The Minister for the Environment, Dick Roche, has said the State will continue to pursue legal action aimed at closing the Sellafield plant despite a setback at the European Court of Justice. 

Ireland had hoped to bring Britain before a United Nations tribunal using the UN Convention on the Law of the Seas, but the European Court's legal adviser recommended EU institutions deal with the matter. 

The legal adviser also said Ireland breached protocols by its action and had failed to fulfil its European treaty obligations.

This recommendation will come as a blow to the Government's international legal bid to close Sellafield, which the European Court of Justice is expected to deliver a determination on later this year.

However, the expectation now must be that Ireland will lose the case, given that the court accepts the recommendation of its legal advisor in 80% of cases.

Mr Roche said if the court rules it does have exclusive jurisdiction and the UN avenue is closed off, then he expects the European Commission to take robust action on Ireland's concerns over Sellafield.

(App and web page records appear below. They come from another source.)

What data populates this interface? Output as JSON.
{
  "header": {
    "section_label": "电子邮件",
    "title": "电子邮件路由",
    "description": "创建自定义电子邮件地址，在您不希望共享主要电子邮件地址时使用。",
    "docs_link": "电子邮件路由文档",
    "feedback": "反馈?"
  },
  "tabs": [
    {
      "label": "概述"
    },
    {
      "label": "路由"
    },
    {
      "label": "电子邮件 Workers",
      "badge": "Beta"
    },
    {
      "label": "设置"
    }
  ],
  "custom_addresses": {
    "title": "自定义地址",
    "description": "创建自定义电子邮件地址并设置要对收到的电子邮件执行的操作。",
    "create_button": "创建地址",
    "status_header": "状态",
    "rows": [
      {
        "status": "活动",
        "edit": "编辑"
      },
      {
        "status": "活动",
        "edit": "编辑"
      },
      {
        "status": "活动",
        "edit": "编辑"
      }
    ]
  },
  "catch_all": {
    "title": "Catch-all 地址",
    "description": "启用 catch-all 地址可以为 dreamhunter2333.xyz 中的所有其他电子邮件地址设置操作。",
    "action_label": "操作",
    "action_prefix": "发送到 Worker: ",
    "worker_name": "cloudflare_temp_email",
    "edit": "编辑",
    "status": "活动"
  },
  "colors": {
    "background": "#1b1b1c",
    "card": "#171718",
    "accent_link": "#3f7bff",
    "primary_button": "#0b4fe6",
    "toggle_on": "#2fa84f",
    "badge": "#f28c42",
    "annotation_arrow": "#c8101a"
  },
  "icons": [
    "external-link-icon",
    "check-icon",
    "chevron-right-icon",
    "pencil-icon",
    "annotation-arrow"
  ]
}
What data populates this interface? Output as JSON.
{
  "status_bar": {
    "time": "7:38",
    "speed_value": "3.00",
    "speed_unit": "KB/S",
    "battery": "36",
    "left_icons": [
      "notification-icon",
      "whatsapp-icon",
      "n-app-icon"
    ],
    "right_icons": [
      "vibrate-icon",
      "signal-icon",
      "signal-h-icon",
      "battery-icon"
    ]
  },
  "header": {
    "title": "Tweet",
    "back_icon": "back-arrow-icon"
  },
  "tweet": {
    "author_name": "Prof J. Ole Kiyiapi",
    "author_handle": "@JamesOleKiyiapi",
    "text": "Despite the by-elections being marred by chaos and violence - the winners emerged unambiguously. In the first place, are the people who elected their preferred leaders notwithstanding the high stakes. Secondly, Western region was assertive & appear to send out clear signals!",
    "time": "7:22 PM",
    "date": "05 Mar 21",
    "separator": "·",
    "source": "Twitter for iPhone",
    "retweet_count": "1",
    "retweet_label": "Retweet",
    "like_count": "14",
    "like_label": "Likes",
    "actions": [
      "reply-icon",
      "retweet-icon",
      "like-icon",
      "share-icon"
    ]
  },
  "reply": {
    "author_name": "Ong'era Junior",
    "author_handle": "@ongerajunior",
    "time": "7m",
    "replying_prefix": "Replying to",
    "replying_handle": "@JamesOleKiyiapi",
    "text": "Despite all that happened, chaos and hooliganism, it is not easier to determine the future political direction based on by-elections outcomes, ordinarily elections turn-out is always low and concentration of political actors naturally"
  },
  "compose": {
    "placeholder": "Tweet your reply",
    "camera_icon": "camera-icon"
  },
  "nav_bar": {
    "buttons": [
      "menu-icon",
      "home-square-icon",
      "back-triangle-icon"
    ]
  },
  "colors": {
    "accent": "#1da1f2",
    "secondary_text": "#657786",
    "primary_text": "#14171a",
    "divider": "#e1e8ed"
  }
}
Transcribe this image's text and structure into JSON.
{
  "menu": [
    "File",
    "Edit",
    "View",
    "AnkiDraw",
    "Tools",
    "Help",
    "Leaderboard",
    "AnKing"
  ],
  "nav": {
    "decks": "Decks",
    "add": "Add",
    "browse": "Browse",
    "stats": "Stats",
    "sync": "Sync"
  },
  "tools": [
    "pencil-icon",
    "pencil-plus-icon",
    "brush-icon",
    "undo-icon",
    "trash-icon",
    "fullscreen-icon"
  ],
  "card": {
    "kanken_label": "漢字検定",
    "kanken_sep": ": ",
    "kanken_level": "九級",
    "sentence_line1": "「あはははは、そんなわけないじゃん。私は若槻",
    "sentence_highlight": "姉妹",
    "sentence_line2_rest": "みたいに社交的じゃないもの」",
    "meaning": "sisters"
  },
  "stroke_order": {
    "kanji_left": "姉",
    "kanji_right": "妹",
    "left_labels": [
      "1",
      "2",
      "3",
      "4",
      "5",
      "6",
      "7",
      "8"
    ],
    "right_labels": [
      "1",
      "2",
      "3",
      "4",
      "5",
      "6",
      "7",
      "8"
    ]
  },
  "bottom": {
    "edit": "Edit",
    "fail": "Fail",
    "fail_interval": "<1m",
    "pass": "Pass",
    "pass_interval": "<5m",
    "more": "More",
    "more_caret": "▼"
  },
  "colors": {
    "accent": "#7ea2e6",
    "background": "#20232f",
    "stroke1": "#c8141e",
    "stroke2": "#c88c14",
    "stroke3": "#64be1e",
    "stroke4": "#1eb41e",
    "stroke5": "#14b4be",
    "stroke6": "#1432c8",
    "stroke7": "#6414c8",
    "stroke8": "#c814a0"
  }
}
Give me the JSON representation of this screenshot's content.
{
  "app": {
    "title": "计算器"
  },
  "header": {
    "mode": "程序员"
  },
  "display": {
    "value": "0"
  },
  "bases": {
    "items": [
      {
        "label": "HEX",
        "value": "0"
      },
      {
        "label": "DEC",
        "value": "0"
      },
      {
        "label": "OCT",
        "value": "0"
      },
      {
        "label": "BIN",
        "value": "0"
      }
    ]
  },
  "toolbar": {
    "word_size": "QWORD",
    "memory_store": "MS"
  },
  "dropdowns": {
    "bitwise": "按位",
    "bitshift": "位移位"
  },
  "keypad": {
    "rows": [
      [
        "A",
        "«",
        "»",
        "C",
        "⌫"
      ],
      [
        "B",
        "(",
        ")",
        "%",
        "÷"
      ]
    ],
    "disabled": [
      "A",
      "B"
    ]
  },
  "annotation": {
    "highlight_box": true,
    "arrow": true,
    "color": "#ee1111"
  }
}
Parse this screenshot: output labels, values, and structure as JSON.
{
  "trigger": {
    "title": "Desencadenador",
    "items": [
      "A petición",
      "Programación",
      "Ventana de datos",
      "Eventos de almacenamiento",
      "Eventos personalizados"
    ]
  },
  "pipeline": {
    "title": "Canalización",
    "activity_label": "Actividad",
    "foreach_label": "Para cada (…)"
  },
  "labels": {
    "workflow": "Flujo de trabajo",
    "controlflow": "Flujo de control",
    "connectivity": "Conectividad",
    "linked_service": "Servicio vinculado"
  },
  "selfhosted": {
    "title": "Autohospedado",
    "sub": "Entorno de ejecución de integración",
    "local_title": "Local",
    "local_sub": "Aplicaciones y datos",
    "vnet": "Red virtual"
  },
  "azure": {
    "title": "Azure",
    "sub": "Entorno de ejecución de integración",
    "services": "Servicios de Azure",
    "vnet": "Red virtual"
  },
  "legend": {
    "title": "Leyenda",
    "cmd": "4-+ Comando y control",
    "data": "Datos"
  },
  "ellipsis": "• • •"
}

Minister Roche maintained this was something the commission had not been doing to date and said Ireland would continue to pursue every diplomatic and legal option to secure the closure of Sellafield.